### ASSIGNMENT
The whole listing below needs to be retyped without a single change.

### DATA SHOWN
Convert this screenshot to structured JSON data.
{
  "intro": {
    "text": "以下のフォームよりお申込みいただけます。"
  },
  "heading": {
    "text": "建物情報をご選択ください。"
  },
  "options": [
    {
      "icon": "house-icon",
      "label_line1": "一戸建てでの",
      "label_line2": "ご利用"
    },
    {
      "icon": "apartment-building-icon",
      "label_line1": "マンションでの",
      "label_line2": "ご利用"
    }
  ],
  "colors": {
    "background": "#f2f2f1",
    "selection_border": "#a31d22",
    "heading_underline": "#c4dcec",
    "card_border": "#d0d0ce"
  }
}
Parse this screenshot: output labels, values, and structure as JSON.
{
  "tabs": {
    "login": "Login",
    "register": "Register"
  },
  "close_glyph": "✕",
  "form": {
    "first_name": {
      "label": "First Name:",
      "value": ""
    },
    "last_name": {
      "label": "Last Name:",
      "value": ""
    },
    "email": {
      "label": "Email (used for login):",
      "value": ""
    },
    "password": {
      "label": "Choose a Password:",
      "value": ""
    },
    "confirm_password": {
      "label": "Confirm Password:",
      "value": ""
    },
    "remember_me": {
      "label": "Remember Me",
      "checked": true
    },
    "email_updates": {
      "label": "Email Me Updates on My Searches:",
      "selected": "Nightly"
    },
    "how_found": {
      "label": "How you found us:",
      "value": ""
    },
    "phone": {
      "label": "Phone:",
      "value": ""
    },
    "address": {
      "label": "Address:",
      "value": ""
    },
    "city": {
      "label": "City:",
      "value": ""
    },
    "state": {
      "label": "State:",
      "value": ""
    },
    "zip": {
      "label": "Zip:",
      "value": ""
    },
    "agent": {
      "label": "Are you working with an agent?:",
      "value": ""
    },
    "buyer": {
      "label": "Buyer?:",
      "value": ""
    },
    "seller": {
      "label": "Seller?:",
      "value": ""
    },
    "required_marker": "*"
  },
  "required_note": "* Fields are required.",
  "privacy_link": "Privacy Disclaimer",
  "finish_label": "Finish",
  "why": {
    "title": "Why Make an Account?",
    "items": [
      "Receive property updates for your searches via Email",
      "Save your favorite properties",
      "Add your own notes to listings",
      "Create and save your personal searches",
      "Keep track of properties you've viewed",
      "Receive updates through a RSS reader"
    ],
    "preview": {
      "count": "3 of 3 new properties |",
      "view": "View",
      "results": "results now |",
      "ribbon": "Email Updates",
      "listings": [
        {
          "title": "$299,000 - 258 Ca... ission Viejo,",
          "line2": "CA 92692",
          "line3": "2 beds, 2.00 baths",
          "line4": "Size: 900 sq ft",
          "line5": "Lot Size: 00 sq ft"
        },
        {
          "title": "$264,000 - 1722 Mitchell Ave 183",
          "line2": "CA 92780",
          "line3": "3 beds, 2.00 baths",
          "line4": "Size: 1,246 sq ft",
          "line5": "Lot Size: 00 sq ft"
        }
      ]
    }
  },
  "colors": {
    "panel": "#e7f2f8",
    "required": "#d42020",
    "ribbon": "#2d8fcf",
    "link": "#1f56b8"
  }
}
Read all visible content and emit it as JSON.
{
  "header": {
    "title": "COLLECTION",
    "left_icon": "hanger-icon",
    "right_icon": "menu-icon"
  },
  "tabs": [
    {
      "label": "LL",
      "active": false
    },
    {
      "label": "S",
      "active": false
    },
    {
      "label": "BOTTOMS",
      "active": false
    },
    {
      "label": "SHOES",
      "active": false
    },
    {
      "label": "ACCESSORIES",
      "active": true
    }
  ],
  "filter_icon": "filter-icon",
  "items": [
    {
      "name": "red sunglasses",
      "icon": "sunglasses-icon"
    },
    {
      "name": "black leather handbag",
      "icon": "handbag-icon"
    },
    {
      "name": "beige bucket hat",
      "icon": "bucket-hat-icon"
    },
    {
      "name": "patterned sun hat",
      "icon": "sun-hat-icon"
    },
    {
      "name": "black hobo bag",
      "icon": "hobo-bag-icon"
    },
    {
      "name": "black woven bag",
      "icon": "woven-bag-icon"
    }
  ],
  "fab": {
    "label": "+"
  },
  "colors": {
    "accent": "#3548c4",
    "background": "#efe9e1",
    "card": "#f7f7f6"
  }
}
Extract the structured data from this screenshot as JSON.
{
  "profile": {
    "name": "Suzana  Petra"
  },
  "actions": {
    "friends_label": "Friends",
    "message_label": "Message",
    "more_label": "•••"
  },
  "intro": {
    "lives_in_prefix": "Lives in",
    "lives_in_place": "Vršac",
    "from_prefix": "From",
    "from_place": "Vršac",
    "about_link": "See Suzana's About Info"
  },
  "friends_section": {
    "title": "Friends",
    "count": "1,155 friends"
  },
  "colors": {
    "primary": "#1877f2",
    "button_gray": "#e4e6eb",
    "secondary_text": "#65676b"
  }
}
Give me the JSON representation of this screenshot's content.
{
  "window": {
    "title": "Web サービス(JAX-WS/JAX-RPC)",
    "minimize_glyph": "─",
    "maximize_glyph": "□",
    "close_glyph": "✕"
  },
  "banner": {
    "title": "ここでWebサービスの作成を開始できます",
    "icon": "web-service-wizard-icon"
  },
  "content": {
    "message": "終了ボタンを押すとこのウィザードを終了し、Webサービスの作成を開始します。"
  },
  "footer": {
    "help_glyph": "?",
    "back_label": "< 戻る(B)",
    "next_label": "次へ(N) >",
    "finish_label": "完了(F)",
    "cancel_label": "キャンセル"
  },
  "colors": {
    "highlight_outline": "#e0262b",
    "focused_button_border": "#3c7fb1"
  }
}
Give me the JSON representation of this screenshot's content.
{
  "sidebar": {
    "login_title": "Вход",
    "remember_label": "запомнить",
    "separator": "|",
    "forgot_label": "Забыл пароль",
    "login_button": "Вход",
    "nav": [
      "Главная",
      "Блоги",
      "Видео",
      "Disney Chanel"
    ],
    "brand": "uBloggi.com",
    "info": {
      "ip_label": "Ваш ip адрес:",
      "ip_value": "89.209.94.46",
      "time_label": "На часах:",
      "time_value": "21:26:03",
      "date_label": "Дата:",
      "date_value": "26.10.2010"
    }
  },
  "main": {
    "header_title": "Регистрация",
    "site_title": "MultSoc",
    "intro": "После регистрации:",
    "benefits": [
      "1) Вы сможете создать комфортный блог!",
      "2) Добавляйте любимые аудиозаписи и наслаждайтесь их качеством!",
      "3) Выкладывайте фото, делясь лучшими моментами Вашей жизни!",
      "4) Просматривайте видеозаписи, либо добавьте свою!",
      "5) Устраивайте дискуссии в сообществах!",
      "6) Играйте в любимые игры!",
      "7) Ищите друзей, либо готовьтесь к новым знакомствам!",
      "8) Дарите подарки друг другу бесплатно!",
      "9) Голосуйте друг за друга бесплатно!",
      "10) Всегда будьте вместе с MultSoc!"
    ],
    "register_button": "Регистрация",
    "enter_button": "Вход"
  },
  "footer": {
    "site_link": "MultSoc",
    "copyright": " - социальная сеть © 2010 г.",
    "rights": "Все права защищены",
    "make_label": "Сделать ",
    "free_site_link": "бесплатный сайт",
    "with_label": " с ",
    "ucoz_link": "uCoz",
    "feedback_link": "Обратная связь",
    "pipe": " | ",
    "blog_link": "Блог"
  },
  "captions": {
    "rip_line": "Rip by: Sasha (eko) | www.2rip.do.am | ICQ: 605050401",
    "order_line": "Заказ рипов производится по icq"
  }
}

### WRITTEN REPLY
Convert this screenshot to structured JSON data.
{
  "intro": {
    "text": "以下のフォームよりお申込みいただけます。"
  },
  "heading": {
    "text": "建物情報をご選択ください。"
  },
  "options": [
    {
      "icon": "house-icon",
      "label_line1": "一戸建てでの",
      "label_line2": "ご利用"
    },
    {
      "icon": "apartment-building-icon",
      "label_line1": "マンションでの",
      "label_line2": "ご利用"
    }
  ],
  "colors": {
    "background": "#f2f2f1",
    "selection_border": "#a31d22",
    "heading_underline": "#c4dcec",
    "card_border": "#d0d0ce"
  }
}
Parse this screenshot: output labels, values, and structure as JSON.
{
  "tabs": {
    "login": "Login",
    "register": "Register"
  },
  "close_glyph": "✕",
  "form": {
    "first_name": {
      "label": "First Name:",
      "value": ""
    },
    "last_name": {
      "label": "Last Name:",
      "value": ""
    },
    "email": {
      "label": "Email (used for login):",
      "value": ""
    },
    "password": {
      "label": "Choose a Password:",
      "value": ""
    },
    "confirm_password": {
      "label": "Confirm Password:",
      "value": ""
    },
    "remember_me": {
      "label": "Remember Me",
      "checked": true
    },
    "email_updates": {
      "label": "Email Me Updates on My Searches:",
      "selected": "Nightly"
    },
    "how_found": {
      "label": "How you found us:",
      "value": ""
    },
    "phone": {
      "label": "Phone:",
      "value": ""
    },
    "address": {
      "label": "Address:",
      "value": ""
    },
    "city": {
      "label": "City:",
      "value": ""
    },
    "state": {
      "label": "State:",
      "value": ""
    },
    "zip": {
      "label": "Zip:",
      "value": ""
    },
    "agent": {
      "label": "Are you working with an agent?:",
      "value": ""
    },
    "buyer": {
      "label": "Buyer?:",
      "value": ""
    },
    "seller": {
      "label": "Seller?:",
      "value": ""
    },
    "required_marker": "*"
  },
  "required_note": "* Fields are required.",
  "privacy_link": "Privacy Disclaimer",
  "finish_label": "Finish",
  "why": {
    "title": "Why Make an Account?",
    "items": [
      "Receive property updates for your searches via Email",
      "Save your favorite properties",
      "Add your own notes to listings",
      "Create and save your personal searches",
      "Keep track of properties you've viewed",
      "Receive updates through a RSS reader"
    ],
    "preview": {
      "count": "3 of 3 new properties |",
      "view": "View",
      "results": "results now |",
      "ribbon": "Email Updates",
      "listings": [
        {
          "title": "$299,000 - 258 Ca... ission Viejo,",
          "line2": "CA 92692",
          "line3": "2 beds, 2.00 baths",
          "line4": "Size: 900 sq ft",
          "line5": "Lot Size: 00 sq ft"
        },
        {
          "title": "$264,000 - 1722 Mitchell Ave 183",
          "line2": "CA 92780",
          "line3": "3 beds, 2.00 baths",
          "line4": "Size: 1,246 sq ft",
          "line5": "Lot Size: 00 sq ft"
        }
      ]
    }
  },
  "colors": {
    "panel": "#e7f2f8",
    "required": "#d42020",
    "ribbon": "#2d8fcf",
    "link": "#1f56b8"
  }
}
Read all visible content and emit it as JSON.
{
  "header": {
    "title": "COLLECTION",
    "left_icon": "hanger-icon",
    "right_icon": "menu-icon"
  },
  "tabs": [
    {
      "label": "LL",
      "active": false
    },
    {
      "label": "S",
      "active": false
    },
    {
      "label": "BOTTOMS",
      "active": false
    },
    {
      "label": "SHOES",
      "active": false
    },
    {
      "label": "ACCESSORIES",
      "active": true
    }
  ],
  "filter_icon": "filter-icon",
  "items": [
    {
      "name": "red sunglasses",
      "icon": "sunglasses-icon"
    },
    {
      "name": "black leather handbag",
      "icon": "handbag-icon"
    },
    {
      "name": "beige bucket hat",
      "icon": "bucket-hat-icon"
    },
    {
      "name": "patterned sun hat",
      "icon": "sun-hat-icon"
    },
    {
      "name": "black hobo bag",
      "icon": "hobo-bag-icon"
    },
    {
      "name": "black woven bag",
      "icon": "woven-bag-icon"
    }
  ],
  "fab": {
    "label": "+"
  },
  "colors": {
    "accent": "#3548c4",
    "background": "#efe9e1",
    "card": "#f7f7f6"
  }
}
Extract the structured data from this screenshot as JSON.
{
  "profile": {
    "name": "Suzana  Petra"
  },
  "actions": {
    "friends_label": "Friends",
    "message_label": "Message",
    "more_label": "•••"
  },
  "intro": {
    "lives_in_prefix": "Lives in",
    "lives_in_place": "Vršac",
    "from_prefix": "From",
    "from_place": "Vršac",
    "about_link": "See Suzana's About Info"
  },
  "friends_section": {
    "title": "Friends",
    "count": "1,155 friends"
  },
  "colors": {
    "primary": "#1877f2",
    "button_gray": "#e4e6eb",
    "secondary_text": "#65676b"
  }
}
Give me the JSON representation of this screenshot's content.
{
  "window": {
    "title": "Web サービス(JAX-WS/JAX-RPC)",
    "minimize_glyph": "─",
    "maximize_glyph": "□",
    "close_glyph": "✕"
  },
  "banner": {
    "title": "ここでWebサービスの作成を開始できます",
    "icon": "web-service-wizard-icon"
  },
  "content": {
    "message": "終了ボタンを押すとこのウィザードを終了し、Webサービスの作成を開始します。"
  },
  "footer": {
    "help_glyph": "?",
    "back_label": "< 戻る(B)",
    "next_label": "次へ(N) >",
    "finish_label": "完了(F)",
    "cancel_label": "キャンセル"
  },
  "colors": {
    "highlight_outline": "#e0262b",
    "focused_button_border": "#3c7fb1"
  }
}
Give me the JSON representation of this screenshot's content.
{
  "sidebar": {
    "login_title": "Вход",
    "remember_label": "запомнить",
    "separator": "|",
    "forgot_label": "Забыл пароль",
    "login_button": "Вход",
    "nav": [
      "Главная",
      "Блоги",
      "Видео",
      "Disney Chanel"
    ],
    "brand": "uBloggi.com",
    "info": {
      "ip_label": "Ваш ip адрес:",
      "ip_value": "89.209.94.46",
      "time_label": "На часах:",
      "time_value": "21:26:03",
      "date_label": "Дата:",
      "date_value": "26.10.2010"
    }
  },
  "main": {
    "header_title": "Регистрация",
    "site_title": "MultSoc",
    "intro": "После регистрации:",
    "benefits": [
      "1) Вы сможете создать комфортный блог!",
      "2) Добавляйте любимые аудиозаписи и наслаждайтесь их качеством!",
      "3) Выкладывайте фото, делясь лучшими моментами Вашей жизни!",
      "4) Просматривайте видеозаписи, либо добавьте свою!",
      "5) Устраивайте дискуссии в сообществах!",
      "6) Играйте в любимые игры!",
      "7) Ищите друзей, либо готовьтесь к новым знакомствам!",
      "8) Дарите подарки друг другу бесплатно!",
      "9) Голосуйте друг за друга бесплатно!",
      "10) Всегда будьте вместе с MultSoc!"
    ],
    "register_button": "Регистрация",
    "enter_button": "Вход"
  },
  "footer": {
    "site_link": "MultSoc",
    "copyright": " - социальная сеть © 2010 г.",
    "rights": "Все права защищены",
    "make_label": "Сделать ",
    "free_site_link": "бесплатный сайт",
    "with_label": " с ",
    "ucoz_link": "uCoz",
    "feedback_link": "Обратная связь",
    "pipe": " | ",
    "blog_link": "Блог"
  },
  "captions": {
    "rip_line": "Rip by: Sasha (eko) | www.2rip.do.am | ICQ: 605050401",
    "order_line": "Заказ рипов производится по icq"
  }
}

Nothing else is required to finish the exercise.